#### WHAT THIS TASK INVOLVES:
Set down the data below in full, exactly as it reads, but without the pictures.

#### TASK INPUTS:
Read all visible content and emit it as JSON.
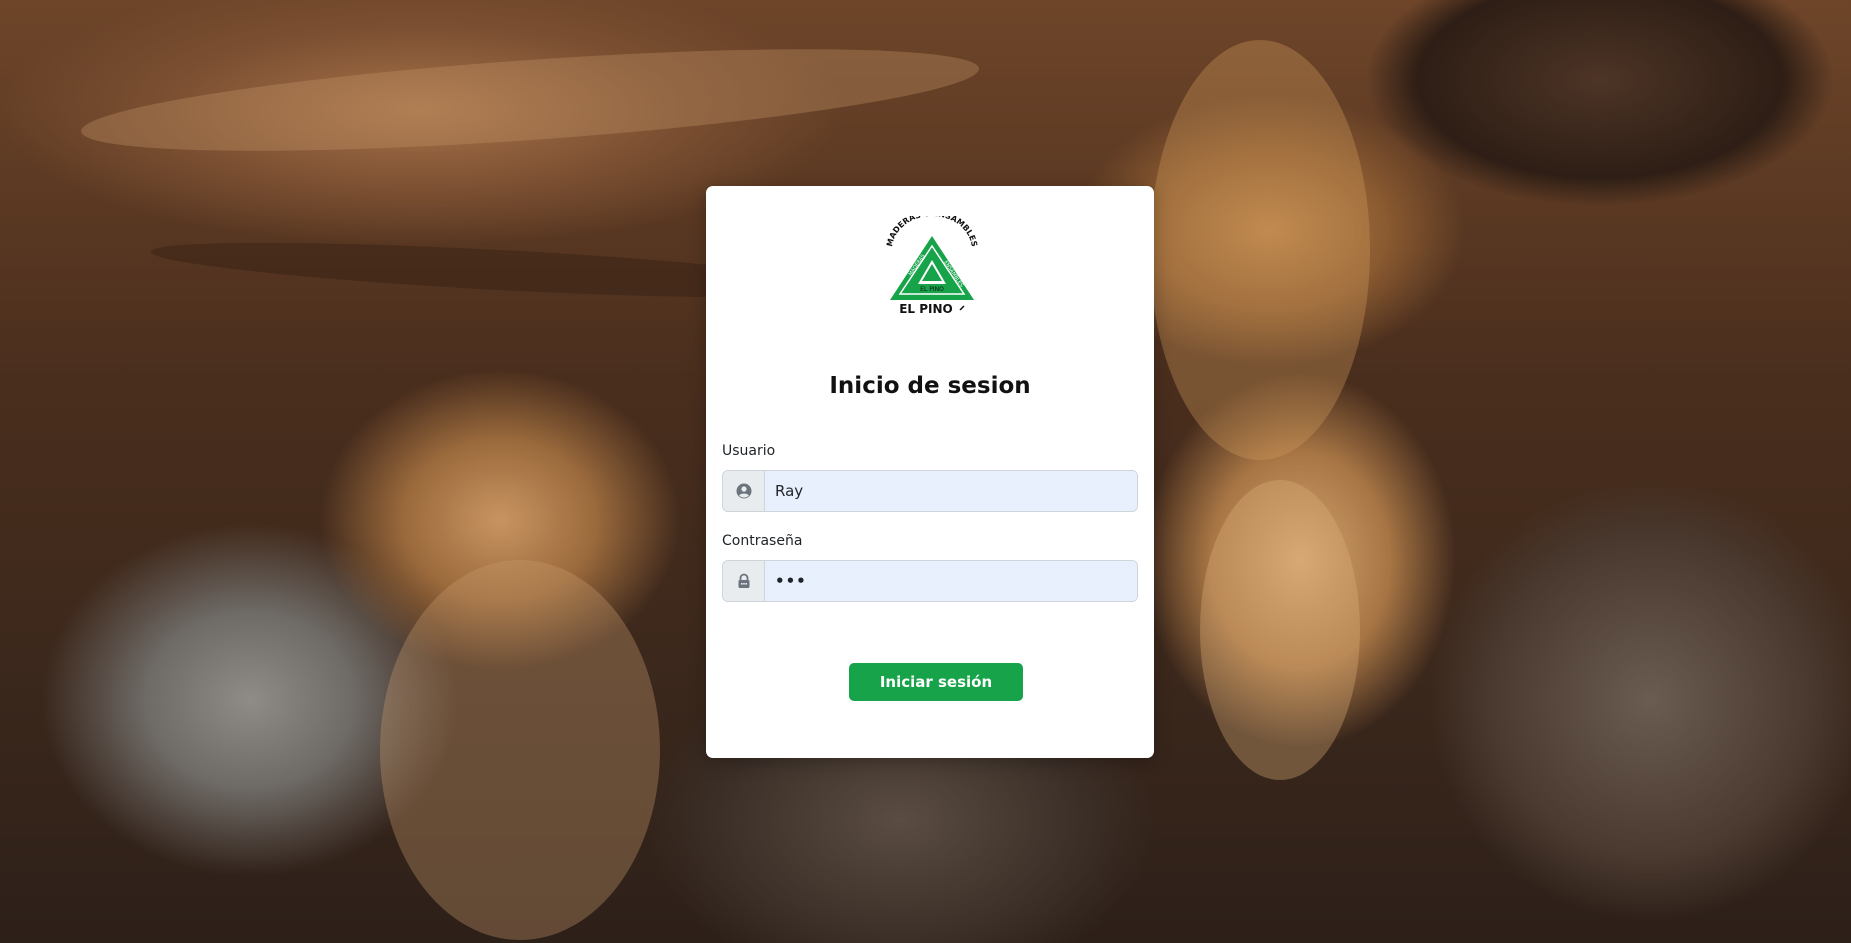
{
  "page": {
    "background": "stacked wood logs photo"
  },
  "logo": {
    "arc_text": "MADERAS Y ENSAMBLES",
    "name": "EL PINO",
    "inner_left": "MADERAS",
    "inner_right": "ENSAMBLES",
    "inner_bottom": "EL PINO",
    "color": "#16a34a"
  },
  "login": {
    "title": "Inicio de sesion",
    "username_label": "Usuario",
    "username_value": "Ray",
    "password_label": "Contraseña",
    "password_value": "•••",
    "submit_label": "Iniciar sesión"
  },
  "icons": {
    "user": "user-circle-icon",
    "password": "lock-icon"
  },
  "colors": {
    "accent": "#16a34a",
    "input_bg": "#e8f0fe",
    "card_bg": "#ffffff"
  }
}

#### REPLY TO THE TASK:
Read all visible content and emit it as JSON.
{
  "page": {
    "background": "stacked wood logs photo"
  },
  "logo": {
    "arc_text": "MADERAS Y ENSAMBLES",
    "name": "EL PINO",
    "inner_left": "MADERAS",
    "inner_right": "ENSAMBLES",
    "inner_bottom": "EL PINO",
    "color": "#16a34a"
  },
  "login": {
    "title": "Inicio de sesion",
    "username_label": "Usuario",
    "username_value": "Ray",
    "password_label": "Contraseña",
    "password_value": "•••",
    "submit_label": "Iniciar sesión"
  },
  "icons": {
    "user": "user-circle-icon",
    "password": "lock-icon"
  },
  "colors": {
    "accent": "#16a34a",
    "input_bg": "#e8f0fe",
    "card_bg": "#ffffff"
  }
}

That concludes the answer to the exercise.